• _Required work_:
Print the records below once again, exactly as they were given.

..............................

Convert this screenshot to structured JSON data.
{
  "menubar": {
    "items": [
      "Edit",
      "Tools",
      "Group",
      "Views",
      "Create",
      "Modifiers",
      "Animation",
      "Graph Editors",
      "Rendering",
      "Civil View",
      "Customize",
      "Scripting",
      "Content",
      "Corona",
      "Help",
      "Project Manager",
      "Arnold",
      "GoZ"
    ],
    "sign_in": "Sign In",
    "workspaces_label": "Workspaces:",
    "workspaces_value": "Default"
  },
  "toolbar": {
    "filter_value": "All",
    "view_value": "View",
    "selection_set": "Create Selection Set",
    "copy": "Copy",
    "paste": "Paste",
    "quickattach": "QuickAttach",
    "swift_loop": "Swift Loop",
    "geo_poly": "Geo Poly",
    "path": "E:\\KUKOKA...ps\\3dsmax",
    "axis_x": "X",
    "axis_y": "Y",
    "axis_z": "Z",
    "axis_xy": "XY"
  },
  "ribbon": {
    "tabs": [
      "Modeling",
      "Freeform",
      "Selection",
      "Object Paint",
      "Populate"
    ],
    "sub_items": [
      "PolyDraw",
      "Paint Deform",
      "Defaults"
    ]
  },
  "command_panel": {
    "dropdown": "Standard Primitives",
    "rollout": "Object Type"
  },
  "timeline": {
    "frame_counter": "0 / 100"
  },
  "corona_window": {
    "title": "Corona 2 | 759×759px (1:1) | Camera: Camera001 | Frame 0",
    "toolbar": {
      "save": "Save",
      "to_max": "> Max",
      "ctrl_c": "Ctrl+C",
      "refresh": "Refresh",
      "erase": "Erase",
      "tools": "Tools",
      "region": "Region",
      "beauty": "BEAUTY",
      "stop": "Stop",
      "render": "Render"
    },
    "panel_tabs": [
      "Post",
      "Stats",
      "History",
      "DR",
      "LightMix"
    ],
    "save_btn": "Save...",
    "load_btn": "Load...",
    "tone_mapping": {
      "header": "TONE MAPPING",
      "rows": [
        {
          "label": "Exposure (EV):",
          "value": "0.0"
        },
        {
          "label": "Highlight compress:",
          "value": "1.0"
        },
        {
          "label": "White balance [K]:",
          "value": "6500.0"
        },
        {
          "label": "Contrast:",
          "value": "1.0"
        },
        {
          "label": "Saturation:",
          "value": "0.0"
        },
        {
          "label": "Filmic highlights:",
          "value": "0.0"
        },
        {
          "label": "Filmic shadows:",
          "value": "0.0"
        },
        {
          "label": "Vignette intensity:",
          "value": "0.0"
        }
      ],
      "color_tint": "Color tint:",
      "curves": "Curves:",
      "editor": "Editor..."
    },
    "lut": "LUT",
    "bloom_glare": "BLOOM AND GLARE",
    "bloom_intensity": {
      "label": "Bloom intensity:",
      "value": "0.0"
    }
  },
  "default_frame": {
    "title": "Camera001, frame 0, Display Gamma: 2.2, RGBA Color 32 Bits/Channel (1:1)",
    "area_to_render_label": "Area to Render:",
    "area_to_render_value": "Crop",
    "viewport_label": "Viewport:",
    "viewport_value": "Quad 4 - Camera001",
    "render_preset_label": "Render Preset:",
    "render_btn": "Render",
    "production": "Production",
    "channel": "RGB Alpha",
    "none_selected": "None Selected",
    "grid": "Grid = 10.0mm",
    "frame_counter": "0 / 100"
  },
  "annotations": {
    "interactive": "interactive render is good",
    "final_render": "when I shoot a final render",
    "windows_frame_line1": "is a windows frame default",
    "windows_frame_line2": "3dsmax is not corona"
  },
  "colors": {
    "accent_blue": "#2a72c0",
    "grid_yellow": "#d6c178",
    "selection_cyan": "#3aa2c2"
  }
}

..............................

• _Your response_:
Convert this screenshot to structured JSON data.
{
  "menubar": {
    "items": [
      "Edit",
      "Tools",
      "Group",
      "Views",
      "Create",
      "Modifiers",
      "Animation",
      "Graph Editors",
      "Rendering",
      "Civil View",
      "Customize",
      "Scripting",
      "Content",
      "Corona",
      "Help",
      "Project Manager",
      "Arnold",
      "GoZ"
    ],
    "sign_in": "Sign In",
    "workspaces_label": "Workspaces:",
    "workspaces_value": "Default"
  },
  "toolbar": {
    "filter_value": "All",
    "view_value": "View",
    "selection_set": "Create Selection Set",
    "copy": "Copy",
    "paste": "Paste",
    "quickattach": "QuickAttach",
    "swift_loop": "Swift Loop",
    "geo_poly": "Geo Poly",
    "path": "E:\\KUKOKA...ps\\3dsmax",
    "axis_x": "X",
    "axis_y": "Y",
    "axis_z": "Z",
    "axis_xy": "XY"
  },
  "ribbon": {
    "tabs": [
      "Modeling",
      "Freeform",
      "Selection",
      "Object Paint",
      "Populate"
    ],
    "sub_items": [
      "PolyDraw",
      "Paint Deform",
      "Defaults"
    ]
  },
  "command_panel": {
    "dropdown": "Standard Primitives",
    "rollout": "Object Type"
  },
  "timeline": {
    "frame_counter": "0 / 100"
  },
  "corona_window": {
    "title": "Corona 2 | 759×759px (1:1) | Camera: Camera001 | Frame 0",
    "toolbar": {
      "save": "Save",
      "to_max": "> Max",
      "ctrl_c": "Ctrl+C",
      "refresh": "Refresh",
      "erase": "Erase",
      "tools": "Tools",
      "region": "Region",
      "beauty": "BEAUTY",
      "stop": "Stop",
      "render": "Render"
    },
    "panel_tabs": [
      "Post",
      "Stats",
      "History",
      "DR",
      "LightMix"
    ],
    "save_btn": "Save...",
    "load_btn": "Load...",
    "tone_mapping": {
      "header": "TONE MAPPING",
      "rows": [
        {
          "label": "Exposure (EV):",
          "value": "0.0"
        },
        {
          "label": "Highlight compress:",
          "value": "1.0"
        },
        {
          "label": "White balance [K]:",
          "value": "6500.0"
        },
        {
          "label": "Contrast:",
          "value": "1.0"
        },
        {
          "label": "Saturation:",
          "value": "0.0"
        },
        {
          "label": "Filmic highlights:",
          "value": "0.0"
        },
        {
          "label": "Filmic shadows:",
          "value": "0.0"
        },
        {
          "label": "Vignette intensity:",
          "value": "0.0"
        }
      ],
      "color_tint": "Color tint:",
      "curves": "Curves:",
      "editor": "Editor..."
    },
    "lut": "LUT",
    "bloom_glare": "BLOOM AND GLARE",
    "bloom_intensity": {
      "label": "Bloom intensity:",
      "value": "0.0"
    }
  },
  "default_frame": {
    "title": "Camera001, frame 0, Display Gamma: 2.2, RGBA Color 32 Bits/Channel (1:1)",
    "area_to_render_label": "Area to Render:",
    "area_to_render_value": "Crop",
    "viewport_label": "Viewport:",
    "viewport_value": "Quad 4 - Camera001",
    "render_preset_label": "Render Preset:",
    "render_btn": "Render",
    "production": "Production",
    "channel": "RGB Alpha",
    "none_selected": "None Selected",
    "grid": "Grid = 10.0mm",
    "frame_counter": "0 / 100"
  },
  "annotations": {
    "interactive": "interactive render is good",
    "final_render": "when I shoot a final render",
    "windows_frame_line1": "is a windows frame default",
    "windows_frame_line2": "3dsmax is not corona"
  },
  "colors": {
    "accent_blue": "#2a72c0",
    "grid_yellow": "#d6c178",
    "selection_cyan": "#3aa2c2"
  }
}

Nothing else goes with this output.